**Data to process:**
..............................

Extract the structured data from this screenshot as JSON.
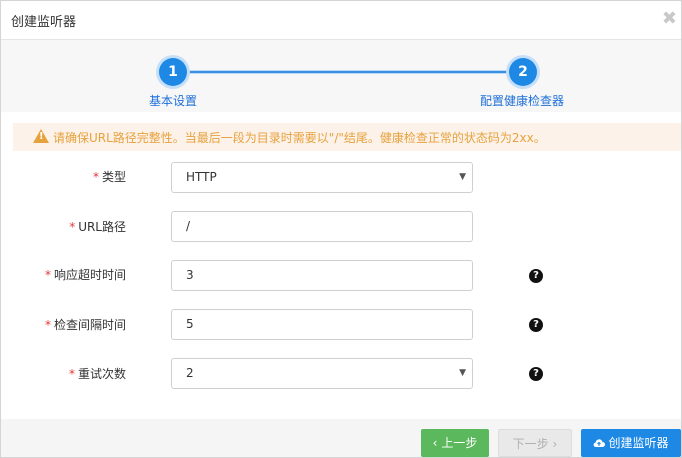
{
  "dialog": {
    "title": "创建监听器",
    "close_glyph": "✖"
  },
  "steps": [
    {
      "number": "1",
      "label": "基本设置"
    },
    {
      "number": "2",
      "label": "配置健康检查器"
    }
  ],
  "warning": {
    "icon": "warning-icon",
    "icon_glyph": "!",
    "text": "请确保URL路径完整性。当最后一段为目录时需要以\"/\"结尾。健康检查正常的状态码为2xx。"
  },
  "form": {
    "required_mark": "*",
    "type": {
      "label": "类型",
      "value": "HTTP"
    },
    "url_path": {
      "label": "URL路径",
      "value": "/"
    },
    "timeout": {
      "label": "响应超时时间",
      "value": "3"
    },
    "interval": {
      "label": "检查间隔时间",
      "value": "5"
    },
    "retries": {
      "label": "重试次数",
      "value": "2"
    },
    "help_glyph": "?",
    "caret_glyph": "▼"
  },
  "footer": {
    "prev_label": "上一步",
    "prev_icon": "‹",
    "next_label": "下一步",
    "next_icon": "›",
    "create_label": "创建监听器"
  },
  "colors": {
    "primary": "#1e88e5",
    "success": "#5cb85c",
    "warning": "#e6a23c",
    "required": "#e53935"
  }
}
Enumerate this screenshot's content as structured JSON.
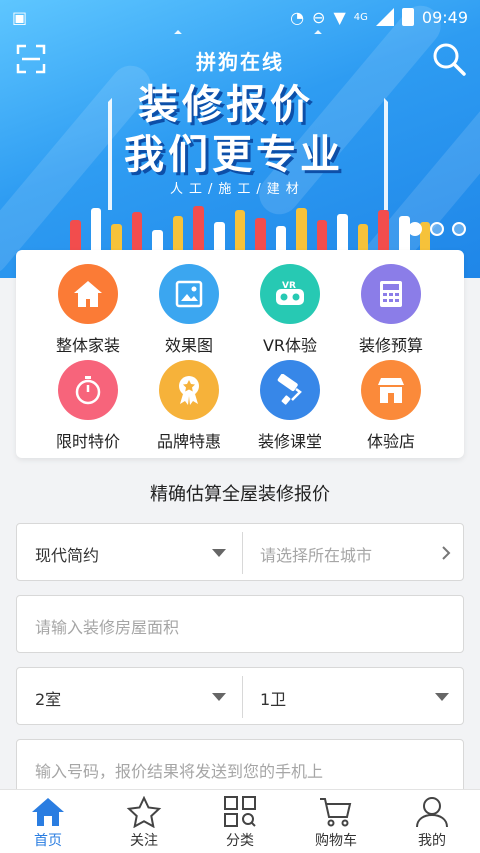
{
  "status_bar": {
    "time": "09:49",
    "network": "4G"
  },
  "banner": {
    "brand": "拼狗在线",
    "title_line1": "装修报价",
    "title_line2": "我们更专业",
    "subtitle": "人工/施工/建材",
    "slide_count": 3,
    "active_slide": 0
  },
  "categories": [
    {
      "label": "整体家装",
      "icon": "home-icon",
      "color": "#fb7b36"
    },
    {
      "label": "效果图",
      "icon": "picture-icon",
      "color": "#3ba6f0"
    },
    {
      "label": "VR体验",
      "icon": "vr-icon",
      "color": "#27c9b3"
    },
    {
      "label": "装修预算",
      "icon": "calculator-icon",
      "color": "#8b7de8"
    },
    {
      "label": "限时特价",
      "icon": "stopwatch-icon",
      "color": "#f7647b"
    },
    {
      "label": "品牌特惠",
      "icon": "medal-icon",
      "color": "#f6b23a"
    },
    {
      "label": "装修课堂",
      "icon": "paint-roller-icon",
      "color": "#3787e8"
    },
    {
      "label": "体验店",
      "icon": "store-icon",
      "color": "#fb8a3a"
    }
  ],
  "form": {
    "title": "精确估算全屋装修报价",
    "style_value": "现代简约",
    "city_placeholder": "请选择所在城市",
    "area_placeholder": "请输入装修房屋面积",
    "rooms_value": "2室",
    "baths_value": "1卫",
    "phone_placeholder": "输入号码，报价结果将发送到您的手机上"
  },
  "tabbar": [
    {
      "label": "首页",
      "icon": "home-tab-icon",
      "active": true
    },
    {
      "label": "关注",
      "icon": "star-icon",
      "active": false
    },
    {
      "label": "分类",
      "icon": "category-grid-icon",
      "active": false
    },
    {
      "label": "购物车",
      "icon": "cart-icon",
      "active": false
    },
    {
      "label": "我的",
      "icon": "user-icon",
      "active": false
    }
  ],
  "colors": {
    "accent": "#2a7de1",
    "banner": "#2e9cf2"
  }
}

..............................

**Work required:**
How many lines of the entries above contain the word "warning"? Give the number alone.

**Response area:**
3